  • Paul Steitz

    “But the deepest stroke that pierced Him was the stroke that Justice gave.”

  • Paul Steitz

    “But the deepest stroke that pierced Him was the stroke that Justice gave.”

  • http://theoldadam.wordpress.com Steve Martin

    Amen!

    Thank you, Pastor Douthwaite!

    And thank you, Dr. Veith for posting this.

  • http://theoldadam.wordpress.com Steve Martin

    Amen!

    Thank you, Pastor Douthwaite!

    And thank you, Dr. Veith for posting this.

  • Abby

    “To make you a child of God. And that was worth it. For the Father, that was worth sending His Son. For Jesus, that was worth all the pain and agony and death. You were worth it. You may not be anything in anybody’s eyes; maybe not even in your own eyes. But you are in God’s eyes.”

    These are Really Hard Words to comprehend. They make me cry. They are deep Grace. “And God has done that.” We never could have made our way back to God. God’s justice is from love.

  • Abby

    “To make you a child of God. And that was worth it. For the Father, that was worth sending His Son. For Jesus, that was worth all the pain and agony and death. You were worth it. You may not be anything in anybody’s eyes; maybe not even in your own eyes. But you are in God’s eyes.”

    These are Really Hard Words to comprehend. They make me cry. They are deep Grace. “And God has done that.” We never could have made our way back to God. God’s justice is from love.

  • EGK

    I’ve always been bothered by modern translations that render 2 Cor 5:21, “For our sakes He made him to be sin who knew no sin,” as “He who knew no sin became a sin offering for us.” While true, it makes no sense grammatically, since it is followed by, “so that in Him we might become the righteousness of God.” He becomes a sin offering because He was made to be sin.

  • EGK

    I’ve always been bothered by modern translations that render 2 Cor 5:21, “For our sakes He made him to be sin who knew no sin,” as “He who knew no sin became a sin offering for us.” While true, it makes no sense grammatically, since it is followed by, “so that in Him we might become the righteousness of God.” He becomes a sin offering because He was made to be sin.

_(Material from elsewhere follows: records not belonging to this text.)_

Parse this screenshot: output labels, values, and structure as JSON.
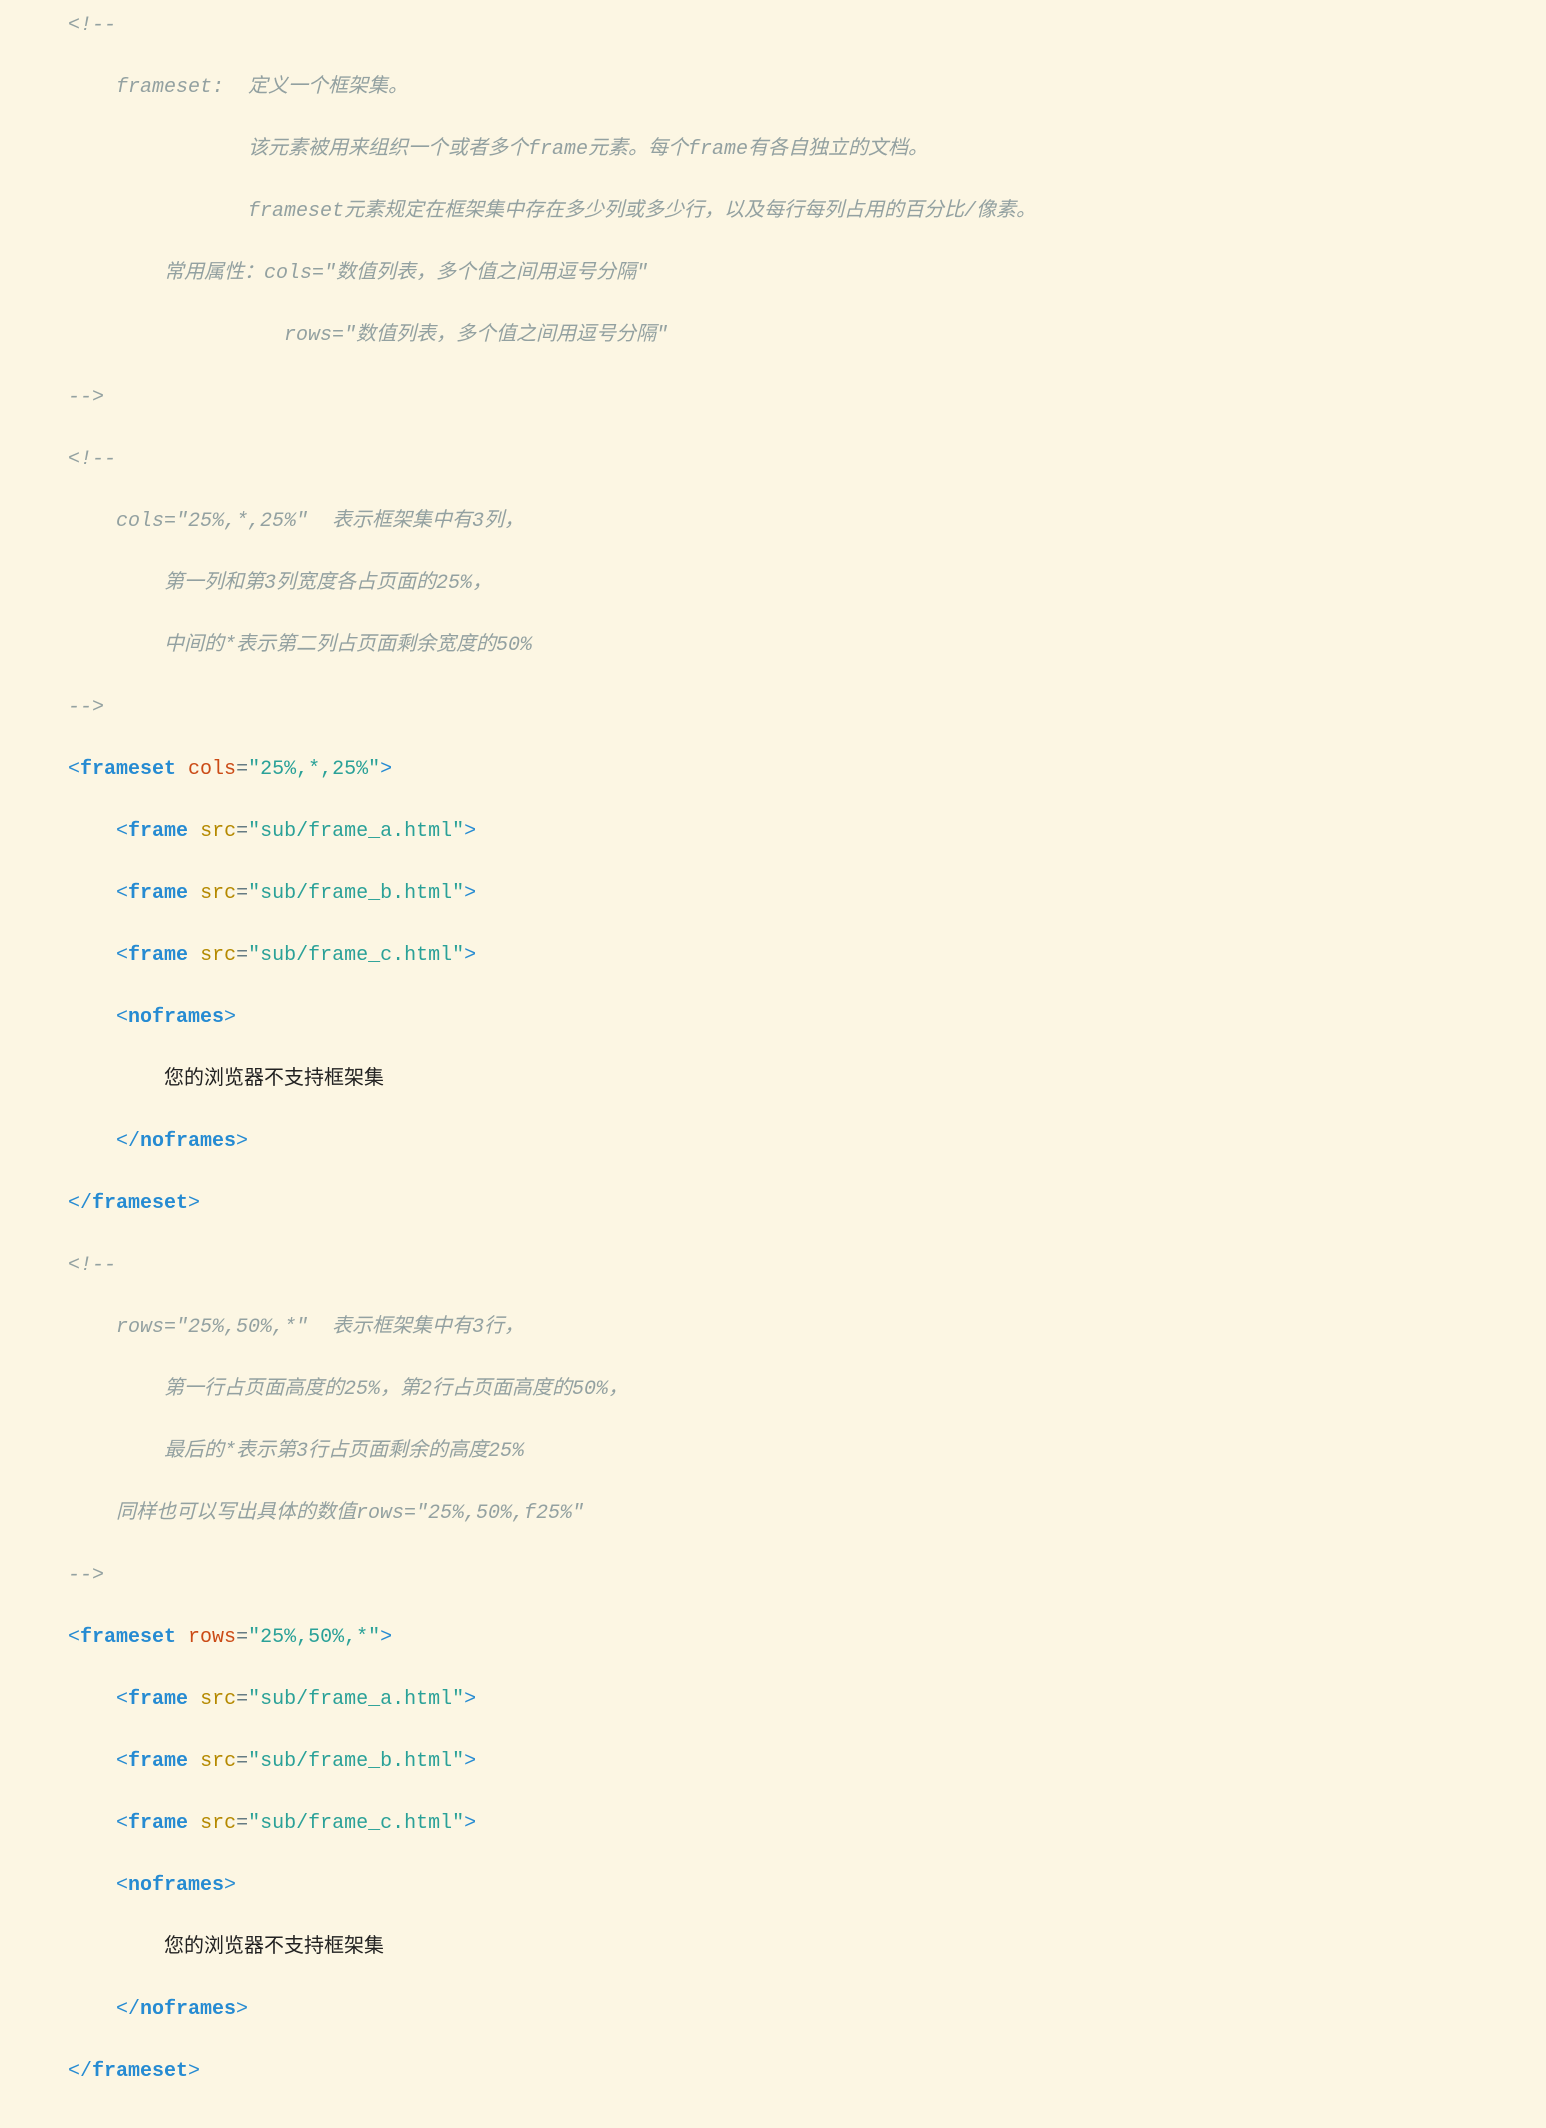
{
  "lines": [
    {
      "text": "    <!--",
      "cls": "comment"
    },
    {
      "text": "        frameset:  定义一个框架集。",
      "cls": "comment"
    },
    {
      "text": "                   该元素被用来组织一个或者多个frame元素。每个frame有各自独立的文档。",
      "cls": "comment"
    },
    {
      "text": "                   frameset元素规定在框架集中存在多少列或多少行，以及每行每列占用的百分比/像素。",
      "cls": "comment"
    },
    {
      "text": "            常用属性：cols=\"数值列表，多个值之间用逗号分隔\"",
      "cls": "comment"
    },
    {
      "text": "                      rows=\"数值列表，多个值之间用逗号分隔\"",
      "cls": "comment"
    },
    {
      "text": "    -->",
      "cls": "comment"
    },
    {
      "text": "    <!--",
      "cls": "comment"
    },
    {
      "text": "        cols=\"25%,*,25%\"  表示框架集中有3列，",
      "cls": "comment"
    },
    {
      "text": "            第一列和第3列宽度各占页面的25%，",
      "cls": "comment"
    },
    {
      "text": "            中间的*表示第二列占页面剩余宽度的50%",
      "cls": "comment"
    },
    {
      "text": "    -->",
      "cls": "comment"
    },
    {
      "parts": [
        {
          "t": "    <",
          "c": "tag-bracket"
        },
        {
          "t": "frameset",
          "c": "tag-name"
        },
        {
          "t": " ",
          "c": ""
        },
        {
          "t": "cols",
          "c": "attr-name-red"
        },
        {
          "t": "=",
          "c": "attr-eq"
        },
        {
          "t": "\"25%,*,25%\"",
          "c": "attr-value"
        },
        {
          "t": ">",
          "c": "tag-bracket"
        }
      ]
    },
    {
      "parts": [
        {
          "t": "        <",
          "c": "tag-bracket"
        },
        {
          "t": "frame",
          "c": "tag-name"
        },
        {
          "t": " ",
          "c": ""
        },
        {
          "t": "src",
          "c": "attr-name"
        },
        {
          "t": "=",
          "c": "attr-eq"
        },
        {
          "t": "\"sub/frame_a.html\"",
          "c": "attr-value"
        },
        {
          "t": ">",
          "c": "tag-bracket"
        }
      ]
    },
    {
      "parts": [
        {
          "t": "        <",
          "c": "tag-bracket"
        },
        {
          "t": "frame",
          "c": "tag-name"
        },
        {
          "t": " ",
          "c": ""
        },
        {
          "t": "src",
          "c": "attr-name"
        },
        {
          "t": "=",
          "c": "attr-eq"
        },
        {
          "t": "\"sub/frame_b.html\"",
          "c": "attr-value"
        },
        {
          "t": ">",
          "c": "tag-bracket"
        }
      ]
    },
    {
      "parts": [
        {
          "t": "        <",
          "c": "tag-bracket"
        },
        {
          "t": "frame",
          "c": "tag-name"
        },
        {
          "t": " ",
          "c": ""
        },
        {
          "t": "src",
          "c": "attr-name"
        },
        {
          "t": "=",
          "c": "attr-eq"
        },
        {
          "t": "\"sub/frame_c.html\"",
          "c": "attr-value"
        },
        {
          "t": ">",
          "c": "tag-bracket"
        }
      ]
    },
    {
      "parts": [
        {
          "t": "        <",
          "c": "tag-bracket"
        },
        {
          "t": "noframes",
          "c": "tag-name"
        },
        {
          "t": ">",
          "c": "tag-bracket"
        }
      ]
    },
    {
      "parts": [
        {
          "t": "            您的浏览器不支持框架集",
          "c": "text-black"
        }
      ]
    },
    {
      "parts": [
        {
          "t": "        </",
          "c": "tag-bracket"
        },
        {
          "t": "noframes",
          "c": "tag-name"
        },
        {
          "t": ">",
          "c": "tag-bracket"
        }
      ]
    },
    {
      "parts": [
        {
          "t": "    </",
          "c": "tag-bracket"
        },
        {
          "t": "frameset",
          "c": "tag-name"
        },
        {
          "t": ">",
          "c": "tag-bracket"
        }
      ]
    },
    {
      "text": "    <!--",
      "cls": "comment"
    },
    {
      "text": "        rows=\"25%,50%,*\"  表示框架集中有3行，",
      "cls": "comment"
    },
    {
      "text": "            第一行占页面高度的25%，第2行占页面高度的50%，",
      "cls": "comment"
    },
    {
      "text": "            最后的*表示第3行占页面剩余的高度25%",
      "cls": "comment"
    },
    {
      "text": "        同样也可以写出具体的数值rows=\"25%,50%,f25%\"",
      "cls": "comment"
    },
    {
      "text": "    -->",
      "cls": "comment"
    },
    {
      "parts": [
        {
          "t": "    <",
          "c": "tag-bracket"
        },
        {
          "t": "frameset",
          "c": "tag-name"
        },
        {
          "t": " ",
          "c": ""
        },
        {
          "t": "rows",
          "c": "attr-name-red"
        },
        {
          "t": "=",
          "c": "attr-eq"
        },
        {
          "t": "\"25%,50%,*\"",
          "c": "attr-value"
        },
        {
          "t": ">",
          "c": "tag-bracket"
        }
      ]
    },
    {
      "parts": [
        {
          "t": "        <",
          "c": "tag-bracket"
        },
        {
          "t": "frame",
          "c": "tag-name"
        },
        {
          "t": " ",
          "c": ""
        },
        {
          "t": "src",
          "c": "attr-name"
        },
        {
          "t": "=",
          "c": "attr-eq"
        },
        {
          "t": "\"sub/frame_a.html\"",
          "c": "attr-value"
        },
        {
          "t": ">",
          "c": "tag-bracket"
        }
      ]
    },
    {
      "parts": [
        {
          "t": "        <",
          "c": "tag-bracket"
        },
        {
          "t": "frame",
          "c": "tag-name"
        },
        {
          "t": " ",
          "c": ""
        },
        {
          "t": "src",
          "c": "attr-name"
        },
        {
          "t": "=",
          "c": "attr-eq"
        },
        {
          "t": "\"sub/frame_b.html\"",
          "c": "attr-value"
        },
        {
          "t": ">",
          "c": "tag-bracket"
        }
      ]
    },
    {
      "parts": [
        {
          "t": "        <",
          "c": "tag-bracket"
        },
        {
          "t": "frame",
          "c": "tag-name"
        },
        {
          "t": " ",
          "c": ""
        },
        {
          "t": "src",
          "c": "attr-name"
        },
        {
          "t": "=",
          "c": "attr-eq"
        },
        {
          "t": "\"sub/frame_c.html\"",
          "c": "attr-value"
        },
        {
          "t": ">",
          "c": "tag-bracket"
        }
      ]
    },
    {
      "parts": [
        {
          "t": "        <",
          "c": "tag-bracket"
        },
        {
          "t": "noframes",
          "c": "tag-name"
        },
        {
          "t": ">",
          "c": "tag-bracket"
        }
      ]
    },
    {
      "parts": [
        {
          "t": "            您的浏览器不支持框架集",
          "c": "text-black"
        }
      ]
    },
    {
      "parts": [
        {
          "t": "        </",
          "c": "tag-bracket"
        },
        {
          "t": "noframes",
          "c": "tag-name"
        },
        {
          "t": ">",
          "c": "tag-bracket"
        }
      ]
    },
    {
      "parts": [
        {
          "t": "    </",
          "c": "tag-bracket"
        },
        {
          "t": "frameset",
          "c": "tag-name"
        },
        {
          "t": ">",
          "c": "tag-bracket"
        }
      ]
    }
  ]
}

  • http://mark.veenman@gmail.com Mark Veenman

    Michael B. @ 1: “and he isn’t aware that everything is going to eventually be alright.”
    Please clarify.

  • http://mark.veenman@gmail.com Mark Veenman

    Michael B. @ 1: “and he isn’t aware that everything is going to eventually be alright.”
    Please clarify.

  • MarkB

    EGK @ 5,
    I see a parallel in the old testament to 2 Cor 5:21 where Moses makes the brass serpent Num 21:9 and has it lifted up on pole so that any who see it and are bitten by a snake live. The snake is a symbol of sin/sinfullness since it was the devil in the form of a snake who tempted Eve and then Adam in the garden. So this would be a type of Christ lifted on the cross, being sin for the salvation of the whole world.

  • MarkB

    EGK @ 5,
    I see a parallel in the old testament to 2 Cor 5:21 where Moses makes the brass serpent Num 21:9 and has it lifted up on pole so that any who see it and are bitten by a snake live. The snake is a symbol of sin/sinfullness since it was the devil in the form of a snake who tempted Eve and then Adam in the garden. So this would be a type of Christ lifted on the cross, being sin for the salvation of the whole world.

  • Pingback: For You. | LW Theology

  • Pingback: For You. | LW Theology

  • http://dismaseve.wordpress.com St Dismas

    I believe there is so much more to the life of the repentant thief on the cross named St Dismas according to history documentation. Being the only one promised to see paradise on the day of the Lord’s crucification even out of the 12 discipes, there must of been other notable decisions in St Dismas’s life. He is a perfect example that it is never too late to get saved, even in our darkest hour.

  • http://dismaseve.wordpress.com St Dismas

    I believe there is so much more to the life of the repentant thief on the cross named St Dismas according to history documentation. Being the only one promised to see paradise on the day of the Lord’s crucification even out of the 12 discipes, there must of been other notable decisions in St Dismas’s life. He is a perfect example that it is never too late to get saved, even in our darkest hour.


CLOSE | X

HIDE | X